Jeff Bezos and his climate pledge


Liam Hudgings, News Writer

As of late, students and teachers have discussed at length-or exhausted, according to some- the topic of climate change. This discussion has not taken place in isolation, . This Monday, Amazon CEO Jeff Bezos pledged to commit $10 billion to fight climate change, which he called “the biggest threat to our planet” in the Instagram post announcing this pledge.

The pledge is intended to go towards funding for scientists, activists, and nonprofit organizations involved in environmental work. “I want to work alongside others both to amplify known ways and to explore new ways of fighting the devastating impact of climate change on this planet.”, Bezos’ post explains. This donation has garnered significant support as well as surprise among the public- as the Amazon CEO has not made any significant donations in the past.

Significant criticism has arisen in response to the post. Many pointed out the fact that Amazon has a massive climate impact, which Bezos’ post failed to address. Amazon did, however, make a climate pledge this September to meet the Paris Agreement’s carbon neutrality by 2040 amid pressure from employees.
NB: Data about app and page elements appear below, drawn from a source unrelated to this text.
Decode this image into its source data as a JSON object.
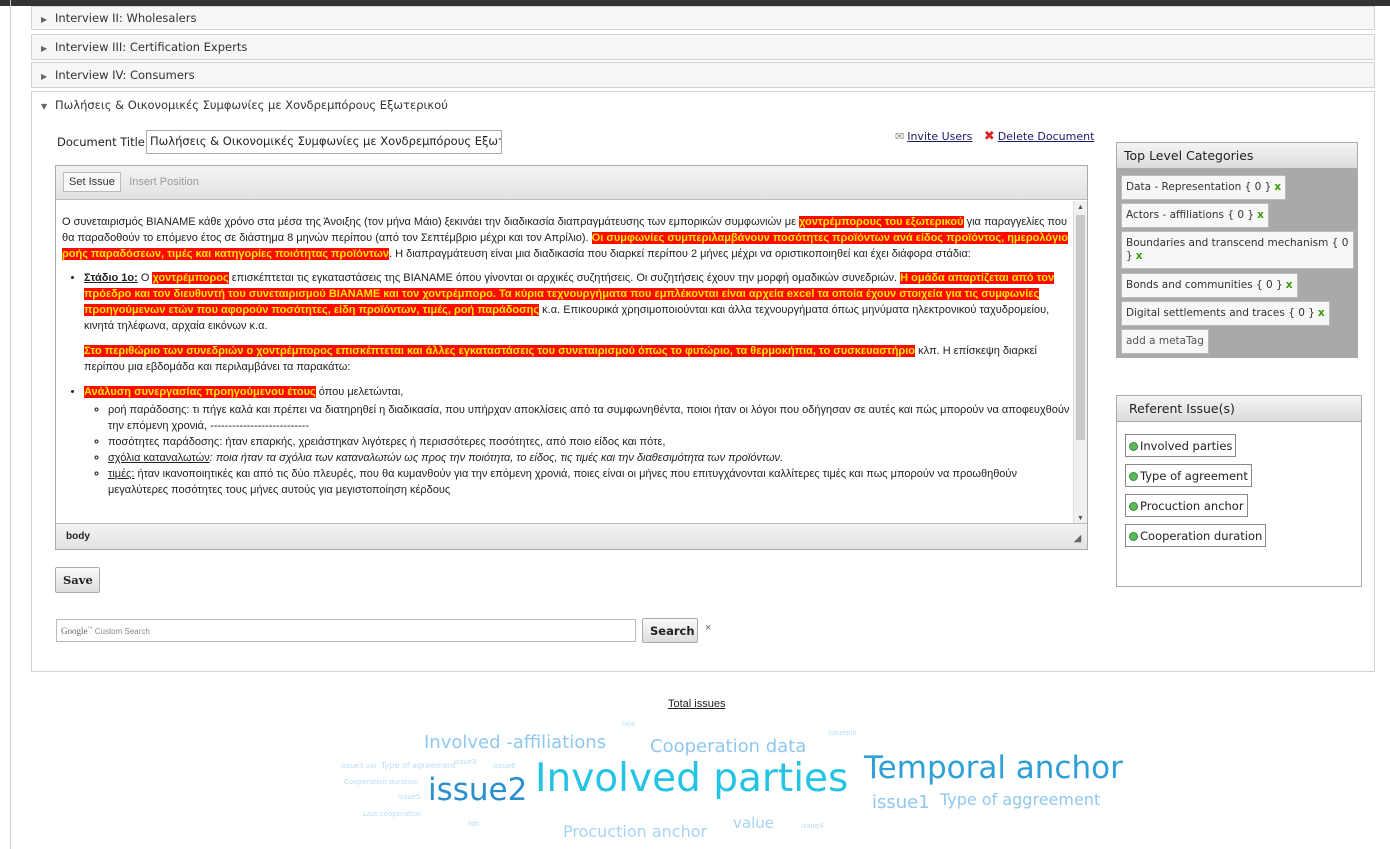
{
  "accordion": {
    "items": [
      {
        "label": "Interview II: Wholesalers"
      },
      {
        "label": "Interview III: Certification Experts"
      },
      {
        "label": "Interview IV: Consumers"
      },
      {
        "label": "Πωλήσεις & Οικονομικές Συμφωνίες με Χονδρεμπόρους Εξωτερικού"
      }
    ]
  },
  "document": {
    "title_label": "Document Title:",
    "title_value": "Πωλήσεις & Οικονομικές Συμφωνίες με Χονδρεμπόρους Εξωτερι",
    "invite_label": "Invite Users",
    "delete_label": "Delete Document"
  },
  "editor": {
    "toolbar": {
      "set_issue": "Set Issue",
      "insert_position": "Insert Position"
    },
    "status": "body",
    "p1": {
      "a": "Ο συνεταιρισμός ΒΙΑΝΑΜΕ κάθε χρόνο στα μέσα της Άνοιξης (τον μήνα Μάιο) ξεκινάει την διαδικασία διαπραγμάτευσης των εμπορικών συμφωνιών με ",
      "h1": "χοντρέμπορους του εξωτερικού",
      "b": " για παραγγελίες που θα παραδοθούν το επόμενο έτος σε διάστημα 8 μηνών περίπου (από τον Σεπτέμβριο μέχρι και τον Απρίλιο). ",
      "h2": "Οι συμφωνίες συμπεριλαμβάνουν ποσότητες προϊόντων ανά είδος προϊόντος, ημερολόγιο ροής παραδόσεων, τιμές και κατηγορίες ποιότητας προϊόντων",
      "c": ". Η διαπραγμάτευση είναι μια διαδικασία που διαρκεί περίπου 2 μήνες μέχρι να οριστικοποιηθεί και έχει διάφορα στάδια:"
    },
    "b1": {
      "stage": "Στάδιο 1ο:",
      "a": " Ο ",
      "h1": "χοντρέμπορος",
      "b": " επισκέπτεται τις εγκαταστάσεις της ΒΙΑΝΑΜΕ όπου γίνονται οι αρχικές  συζητήσεις. Οι συζητήσεις έχουν την μορφή ομαδικών συνεδριών. ",
      "h2": "Η ομάδα απαρτίζεται από τον πρόεδρο και τον διευθυντή του συνεταιρισμού ΒΙΑΝΑΜΕ και τον χοντρέμπορο. Τα κύρια τεχνουργήματα που εμπλέκονται είναι αρχεία excel τα οποία έχουν στοιχεία για τις συμφωνίες προηγούμενων ετών που αφορούν ποσότητες, είδη προϊόντων, τιμές, ροή παράδοσης",
      "c": " κ.α. Επικουρικά χρησιμοποιούνται και άλλα τεχνουργήματα όπως μηνύματα ηλεκτρονικού ταχυδρομείου, κινητά τηλέφωνα, αρχαία εικόνων κ.α."
    },
    "p2": {
      "h": "Στο περιθώριο των συνεδριών ο χοντρέμπορος επισκέπτεται και άλλες εγκαταστάσεις του συνεταιρισμού όπως το φυτώριο, τα θερμοκήπια, το συσκευαστήριο",
      "a": " κλπ. Η επίσκεψη διαρκεί περίπου μια εβδομάδα και περιλαμβάνει τα παρακάτω:"
    },
    "b2": {
      "h": "Ανάλυση συνεργασίας προηγούμενου έτους",
      "a": " όπου μελετώνται,",
      "sub1": "ροή παράδοσης: τι πήγε καλά και πρέπει να διατηρηθεί η διαδικασία, που υπήρχαν αποκλίσεις από τα συμφωνηθέντα, ποιοι ήταν οι λόγοι που οδήγησαν σε αυτές και πώς μπορούν να αποφευχθούν την επόμενη χρονιά,  ---------------------------",
      "sub2": "ποσότητες παράδοσης: ήταν επαρκής, χρειάστηκαν λιγότερες ή περισσότερες ποσότητες, από ποιο είδος και πότε,",
      "sub3_u": "σχόλια καταναλωτών",
      "sub3": ": ποια ήταν τα σχόλια των καταναλωτών ως προς την ποιότητα, το είδος, τις τιμές και την διαθεσιμότητα των προϊόντων.",
      "sub4_u": "τιμές:",
      "sub4": " ήταν ικανοποιητικές και από τις δύο πλευρές, που θα κυμανθούν για την επόμενη χρονιά, ποιες είναι οι μήνες που επιτυγχάνονται καλλίτερες τιμές και πως μπορούν να προωθηθούν μεγαλύτερες ποσότητες τους μήνες αυτούς για μεγιστοποίηση κέρδους"
    }
  },
  "save_label": "Save",
  "search": {
    "brand": "Google",
    "placeholder": "Custom Search",
    "button": "Search",
    "close": "×"
  },
  "top_level": {
    "title": "Top Level Categories",
    "tags": [
      {
        "label": "Data - Representation { 0 }"
      },
      {
        "label": "Actors - affiliations { 0 }"
      },
      {
        "label": "Boundaries and transcend mechanism { 0 }"
      },
      {
        "label": "Bonds and communities { 0 }"
      },
      {
        "label": "Digital settlements and traces { 0 }"
      }
    ],
    "remove_mark": "x",
    "add_label": "add a metaTag"
  },
  "referent": {
    "title": "Referent Issue(s)",
    "items": [
      {
        "label": "Involved parties"
      },
      {
        "label": "Type of agreement"
      },
      {
        "label": "Procuction anchor"
      },
      {
        "label": "Cooperation duration"
      }
    ]
  },
  "cloud": {
    "title": "Total issues",
    "words": [
      {
        "text": "Involved parties",
        "color": "#25c4e4"
      },
      {
        "text": "Temporal anchor",
        "color": "#2e9fd8"
      },
      {
        "text": "issue2",
        "color": "#2a8fcf"
      },
      {
        "text": "Involved -affiliations",
        "color": "#8fc8ee"
      },
      {
        "text": "Cooperation data",
        "color": "#8fc8ee"
      },
      {
        "text": "issue1",
        "color": "#8fc8ee"
      },
      {
        "text": "Type of aggreement",
        "color": "#8fc8ee"
      },
      {
        "text": "Procuction anchor",
        "color": "#a6d4f2"
      },
      {
        "text": "value",
        "color": "#a6d4f2"
      },
      {
        "text": "lala",
        "color": "#b8dcf4"
      },
      {
        "text": "issuepol",
        "color": "#b8dcf4"
      },
      {
        "text": "issue3 val",
        "color": "#b8dcf4"
      },
      {
        "text": "Type of agreement",
        "color": "#b8dcf4"
      },
      {
        "text": "issue3",
        "color": "#b8dcf4"
      },
      {
        "text": "issue6",
        "color": "#b8dcf4"
      },
      {
        "text": "Cooperation duration",
        "color": "#b8dcf4"
      },
      {
        "text": "issue5",
        "color": "#b8dcf4"
      },
      {
        "text": "Last cooperation",
        "color": "#b8dcf4"
      },
      {
        "text": "fdh",
        "color": "#b8dcf4"
      },
      {
        "text": "issue4",
        "color": "#b8dcf4"
      }
    ]
  }
}
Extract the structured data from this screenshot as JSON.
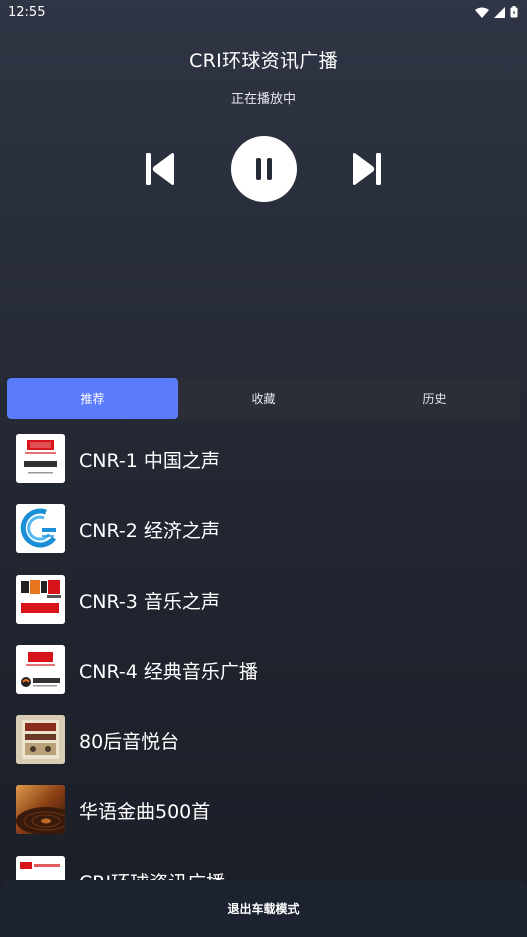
{
  "status": {
    "time": "12:55"
  },
  "player": {
    "title": "CRI环球资讯广播",
    "state": "正在播放中"
  },
  "tabs": [
    {
      "label": "推荐"
    },
    {
      "label": "收藏"
    },
    {
      "label": "历史"
    }
  ],
  "stations": [
    {
      "name": "CNR-1 中国之声",
      "icon": "cnr1-logo"
    },
    {
      "name": "CNR-2 经济之声",
      "icon": "cnr2-logo"
    },
    {
      "name": "CNR-3 音乐之声",
      "icon": "cnr3-logo"
    },
    {
      "name": "CNR-4 经典音乐广播",
      "icon": "cnr4-logo"
    },
    {
      "name": "80后音悦台",
      "icon": "80s-logo"
    },
    {
      "name": "华语金曲500首",
      "icon": "vinyl-logo"
    },
    {
      "name": "CRI环球资讯广播",
      "icon": "cri-logo"
    }
  ],
  "bottom": {
    "exit_label": "退出车载模式"
  },
  "colors": {
    "accent": "#5b7cfa",
    "tab_bg": "#2b2e36",
    "bottom_bg": "#1d2230"
  }
}
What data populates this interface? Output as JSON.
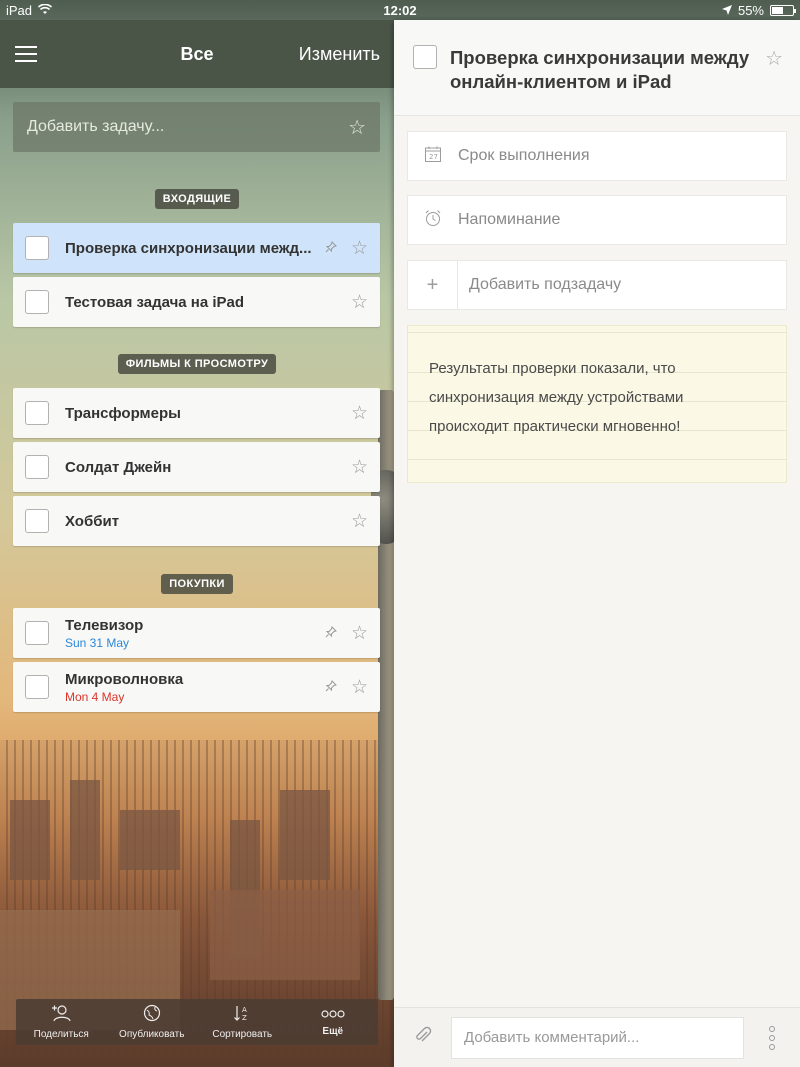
{
  "status_bar": {
    "carrier": "iPad",
    "time": "12:02",
    "battery": "55%",
    "battery_level": 0.55
  },
  "header": {
    "title": "Все",
    "edit_label": "Изменить"
  },
  "add_task": {
    "placeholder": "Добавить задачу..."
  },
  "sections": [
    {
      "label": "ВХОДЯЩИЕ",
      "tasks": [
        {
          "name": "Проверка синхронизации межд...",
          "selected": true,
          "pinned": true
        },
        {
          "name": "Тестовая задача на iPad"
        }
      ]
    },
    {
      "label": "ФИЛЬМЫ К ПРОСМОТРУ",
      "tasks": [
        {
          "name": "Трансформеры"
        },
        {
          "name": "Солдат Джейн"
        },
        {
          "name": "Хоббит"
        }
      ]
    },
    {
      "label": "ПОКУПКИ",
      "tasks": [
        {
          "name": "Телевизор",
          "due": "Sun 31 May",
          "due_color": "#2b88d9",
          "pinned": true
        },
        {
          "name": "Микроволновка",
          "due": "Mon 4 May",
          "due_color": "#d9362b",
          "pinned": true
        }
      ]
    }
  ],
  "toolbar": {
    "share": "Поделиться",
    "publish": "Опубликовать",
    "sort": "Сортировать",
    "more": "Ещё"
  },
  "detail": {
    "title": "Проверка синхронизации между онлайн-клиентом и iPad",
    "due_date_label": "Срок выполнения",
    "reminder_label": "Напоминание",
    "add_subtask_label": "Добавить подзадачу",
    "note": "Результаты проверки показали, что синхронизация между устройствами происходит практически мгновенно!",
    "comment_placeholder": "Добавить комментарий...",
    "calendar_day": "27"
  }
}
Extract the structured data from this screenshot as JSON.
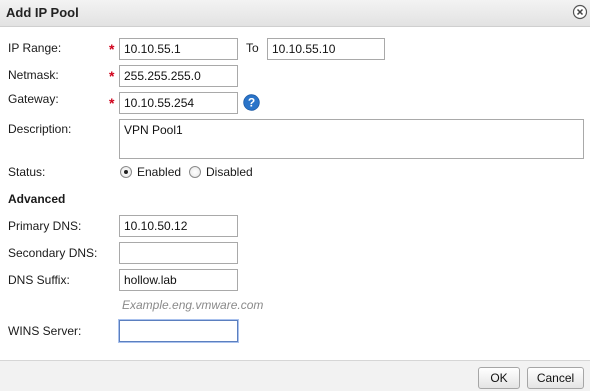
{
  "dialog": {
    "title": "Add IP Pool"
  },
  "labels": {
    "ip_range": "IP Range:",
    "to": "To",
    "netmask": "Netmask:",
    "gateway": "Gateway:",
    "description": "Description:",
    "status": "Status:",
    "advanced": "Advanced",
    "primary_dns": "Primary DNS:",
    "secondary_dns": "Secondary DNS:",
    "dns_suffix": "DNS Suffix:",
    "wins_server": "WINS Server:"
  },
  "required_marker": "*",
  "fields": {
    "ip_range_start": "10.10.55.1",
    "ip_range_end": "10.10.55.10",
    "netmask": "255.255.255.0",
    "gateway": "10.10.55.254",
    "description": "VPN Pool1",
    "primary_dns": "10.10.50.12",
    "secondary_dns": "",
    "dns_suffix": "hollow.lab",
    "wins_server": ""
  },
  "dns_suffix_hint": "Example.eng.vmware.com",
  "status": {
    "enabled_label": "Enabled",
    "disabled_label": "Disabled",
    "selected": "Enabled"
  },
  "buttons": {
    "ok": "OK",
    "cancel": "Cancel"
  },
  "icons": {
    "close": "close-icon",
    "help": "help-icon"
  },
  "colors": {
    "required": "#d0021b",
    "help_icon": "#2a74c9"
  }
}
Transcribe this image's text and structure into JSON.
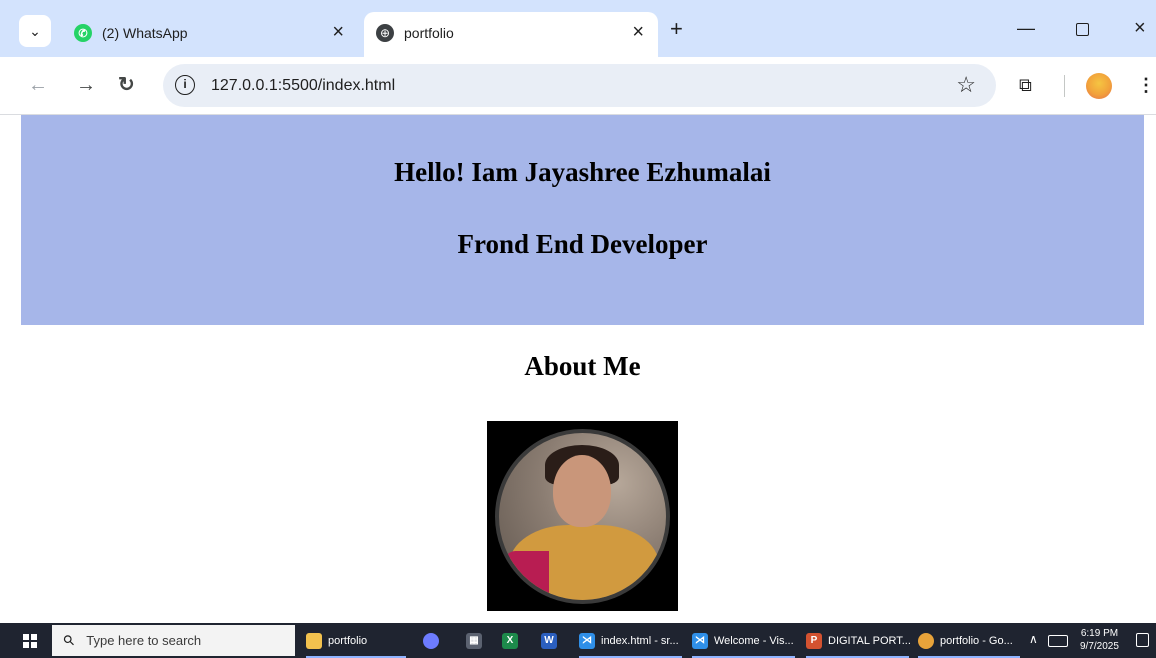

Bezos’ pledge is a prime example of the private sector becoming significantly involved in the effort against climate change. In the post, Bezos writes that preventing climate change is going to take “collective action from big companies, small companies, nation states, global organizations, and individuals. 

The Friends community engaged directly with this issue earlier in the winter, when Weldin Dunn ‘20 and Pier Paolo Ergueta ‘22 debated the merits of a governmental centralization and mobilization in order to combat global warming. This was a debate hosted by the World Affairs Club and open to all in the library at lunch. Debater Pier Paolo recognized that this pledge was not consistent with his position in the debate: “I don’t believe it quite embodies the point I was trying to prove. The visionary mobilization I imagined was one led primarily by the government…What Bezos is attempting to do is simply raise all-around awareness on the issue, believing that unlead individual action is enough to solve the problem.” Yet, despite his views on the most effective methods to combat climate change combated, Pier Paolo was still excited by this event: “The entire day was lightened because of it, as it is a huge win.” It was clear that Pier Paolo was simply grateful progress was being made, regardless of whether. His opponent in the debate, Weldin Dunn, summed up this point: “Regardless of our debate positions, I know Pier Paolo and I are very happy to see large scale attention given to climate change. I know I appreciate the fact that while our government is doing nothing to slow down climate change and doing multiple things to speed it up, people still care about climate change and want to stop it.” 

While certain WFS students are avidly discussing environmental issues, a large portion of the student body feels that the issue is somewhat exhausted. A combination of the aforementioned debate, the fall climate strike, and frequent communications from the umbrella club “Fridays For Future” tends to feel excessive to certain students, especially when they feel the majority of the school already believes climate change is a problem. Luke Fahey ‘20 had an opinion to share on this matter. “I’d say that while it (climate change) is an important problem that needs addressing, it needs to find interest organically, and these constant forced efforts just create artificial interest, which gets people less interested in the issue as a whole.” Friends students recognize the threat of climate change, but at times feel as if the constant engagement is forced and disingenuous.

Javier Ergueta, history teacher and faculty founder of Fridays For Future, was asked how he felt about those who feel that the climate issue is forced and worn out, he stated that, “Scientists tell us it’s not an issue that we can set aside.  It’s a life-or-death issue for humanity, and it threatens the lives of all young people.”

Mr. Ergueta says he understands that students feel pressured.  The climate crisis is a “bitter pill to swallow, and psychologists around the world report a surge in “Climate Grief” among young people, brought about by rising anxiety and fear”.  But he says FFF has worked hard to make all of its activities voluntary: “No one was forced to go on the climate strike or to sign the pledge. It took a lot of work to structure our activities that way”.  He says that he respects that some fellow WFS community members will choose not to take part in climate activities. “A chief FFF goal is to provide a wide range of optional projects to students, so that through constructive activity and fellowship they can overcome climate despair.”  

Mr. Ergueta invites the WFS community to review the online lists of ongoing or completed FFF Projects  and also of FFF New Project Ideas.  “I think students should be very proud of what we’ve already achieved.  I don’t know of any high school in Delaware that is doing more.” He also suggests a visit to the FFF Group page, for answers to many other questions about how to approach the climate crisis. 

Bezos’ climate pledge came as good news to the many Friends students passionate about climate action, and serves to continue the discussion on climate issues and how the school should be engaging with them. While there might be slight disagreements, many students are happy simply to see progress being made.